* _Aim of the exercise_: Report how many lines in the records that follow have the word "digitale" in them, giving the number and nothing more.

-- Data under study follows --

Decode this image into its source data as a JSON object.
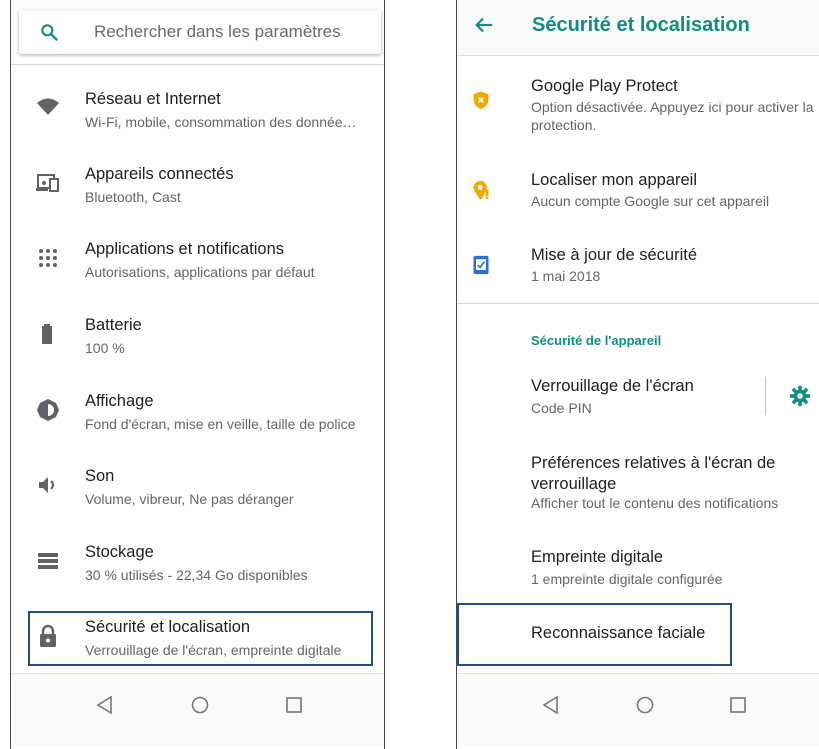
{
  "left": {
    "search": {
      "placeholder": "Rechercher dans les paramètres"
    },
    "items": [
      {
        "title": "Réseau et Internet",
        "subtitle": "Wi-Fi, mobile, consommation des donnée…",
        "icon": "wifi-icon"
      },
      {
        "title": "Appareils connectés",
        "subtitle": "Bluetooth, Cast",
        "icon": "devices-icon"
      },
      {
        "title": "Applications et notifications",
        "subtitle": "Autorisations, applications par défaut",
        "icon": "apps-icon"
      },
      {
        "title": "Batterie",
        "subtitle": "100 %",
        "icon": "battery-icon"
      },
      {
        "title": "Affichage",
        "subtitle": "Fond d'écran, mise en veille, taille de police",
        "icon": "brightness-icon"
      },
      {
        "title": "Son",
        "subtitle": "Volume, vibreur, Ne pas déranger",
        "icon": "volume-icon"
      },
      {
        "title": "Stockage",
        "subtitle": "30 % utilisés - 22,34 Go disponibles",
        "icon": "storage-icon"
      },
      {
        "title": "Sécurité et localisation",
        "subtitle": "Verrouillage de l'écran, empreinte digitale",
        "icon": "lock-icon"
      }
    ]
  },
  "right": {
    "appbar": {
      "title": "Sécurité et localisation"
    },
    "items": [
      {
        "title": "Google Play Protect",
        "subtitle": "Option désactivée. Appuyez ici pour activer la protection.",
        "icon": "shield-icon"
      },
      {
        "title": "Localiser mon appareil",
        "subtitle": "Aucun compte Google sur cet appareil",
        "icon": "find-device-icon"
      },
      {
        "title": "Mise à jour de sécurité",
        "subtitle": "1 mai 2018",
        "icon": "security-update-icon"
      }
    ],
    "section_header": "Sécurité de l'appareil",
    "device_items": [
      {
        "title": "Verrouillage de l'écran",
        "subtitle": "Code PIN"
      },
      {
        "title": "Préférences relatives à l'écran de verrouillage",
        "subtitle": "Afficher tout le contenu des notifications"
      },
      {
        "title": "Empreinte digitale",
        "subtitle": "1 empreinte digitale configurée"
      },
      {
        "title": "Reconnaissance faciale"
      }
    ]
  },
  "colors": {
    "accent": "#0f8f80",
    "highlight": "#1f4e8c",
    "warning": "#f4a800"
  }
}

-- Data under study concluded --

* _Solution to this problem_: 3